Being a nursing home administrator requires a minimum of a bachelor's degree in healthcare administration. However, most nursing home administrators have master's degrees in long-term care administration, health services administration, public health or business administration. Professional degrees in healthcare management are accredited by the Commission on Accreditation of Healthcare Management Education (CAHME). The organization's website lists qualifying programs by state.
A typical program may result in a Master of Science in Health Administration degree. Courses may focus on business skills, such as leadership, marketing, operations management, organizational behavior and financial affairs as they relate to healthcare. Students also learn about health law, healthcare information systems and medical statistics.
In all states and in the District of Columbia, nursing home administrators must complete an accredited, state-approved training program and internship. They must also pass a state licensing exam.
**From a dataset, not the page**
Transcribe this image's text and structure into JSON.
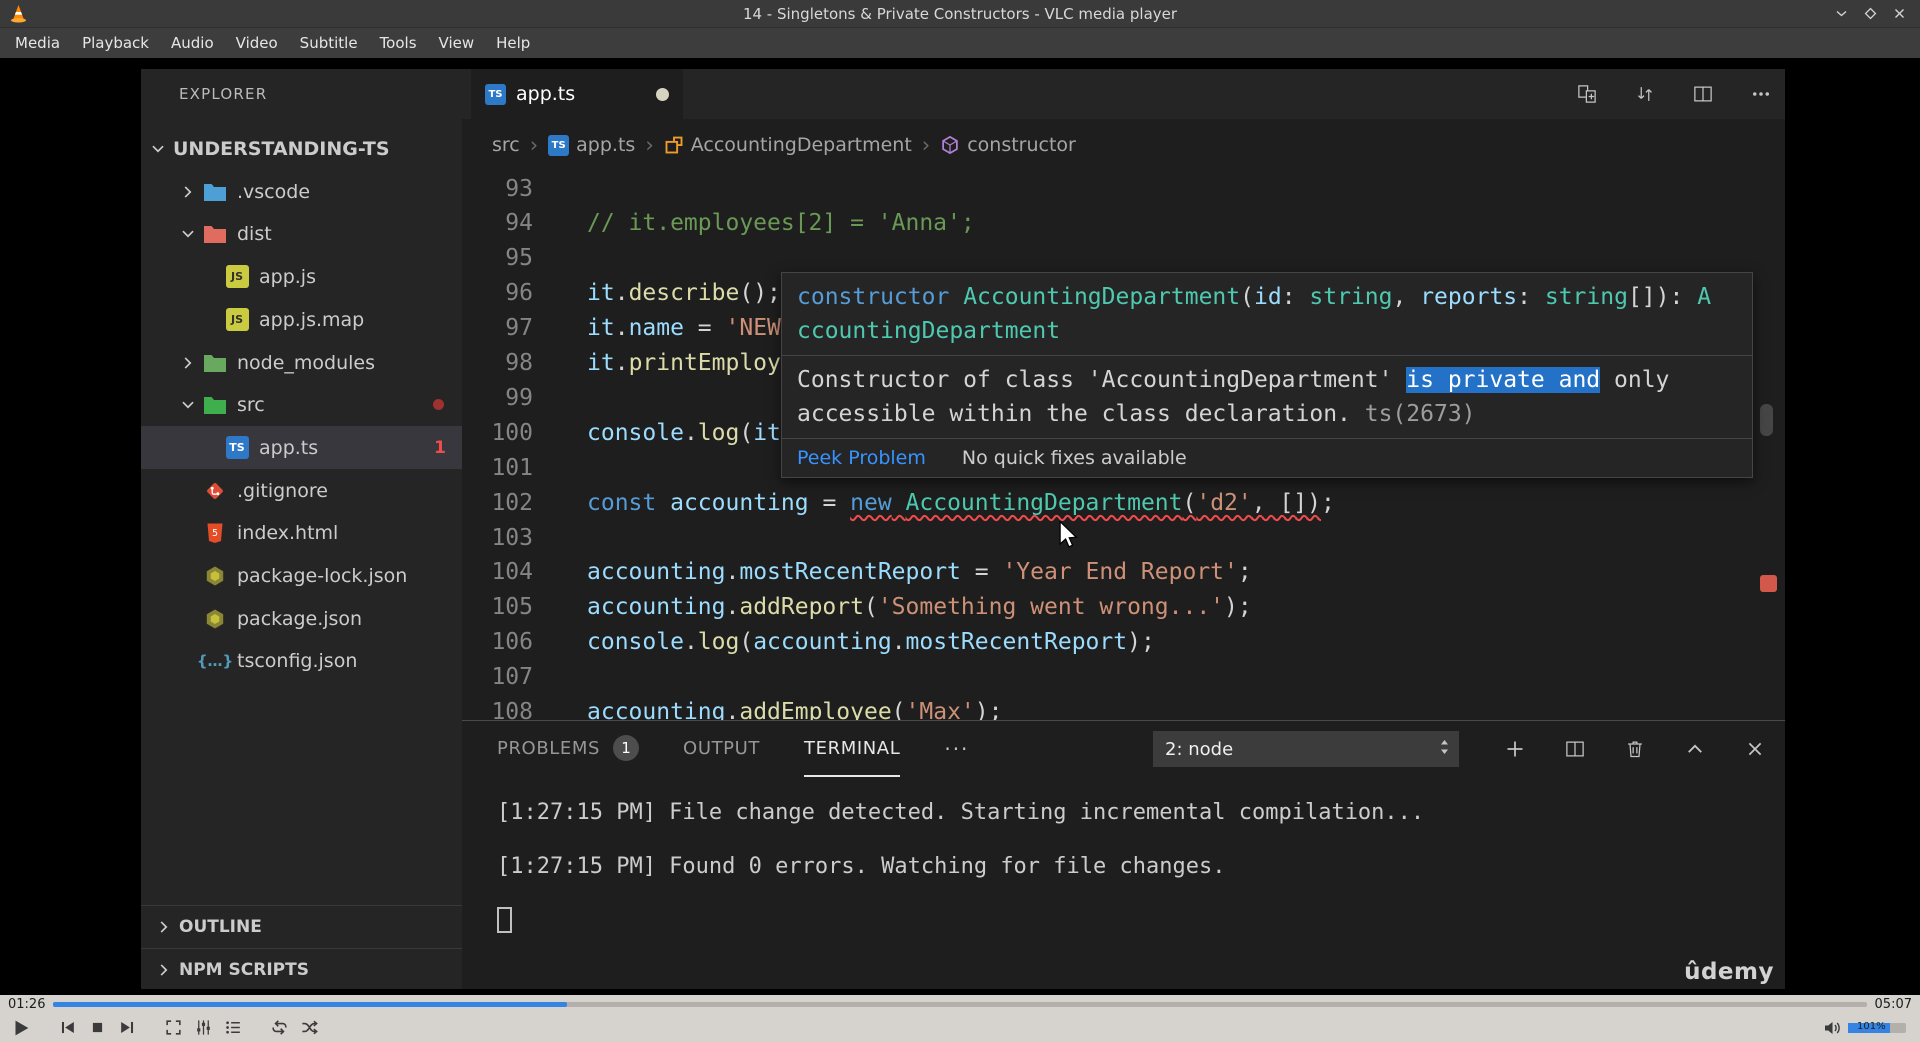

For license renewal, continuing professional education is also required.
Because nursing homes are strictly regulated by state and federal agencies, nursing home administrators must ensure that their facilities comply with health and safety codes. They prepare official reports and attend community and institutional meetings. They also set goals, coordinate programs and take responsibility for the facility's success.
According to the U.S. Bureau of Labor Statistics (BLS), overall opportunities for medical and health services managers is expected to grow by 17% between 2014 and 2024, which is faster than average for all occupations. Also reported by the BLS, the annual mean salary for health service managers at nursing care facilities was $95,400, as of May 2015.
A nursing home administrator must have a bachelor's degree, internship experience, and the job entails directing staff, admitting patients, and complying with health and safety codes.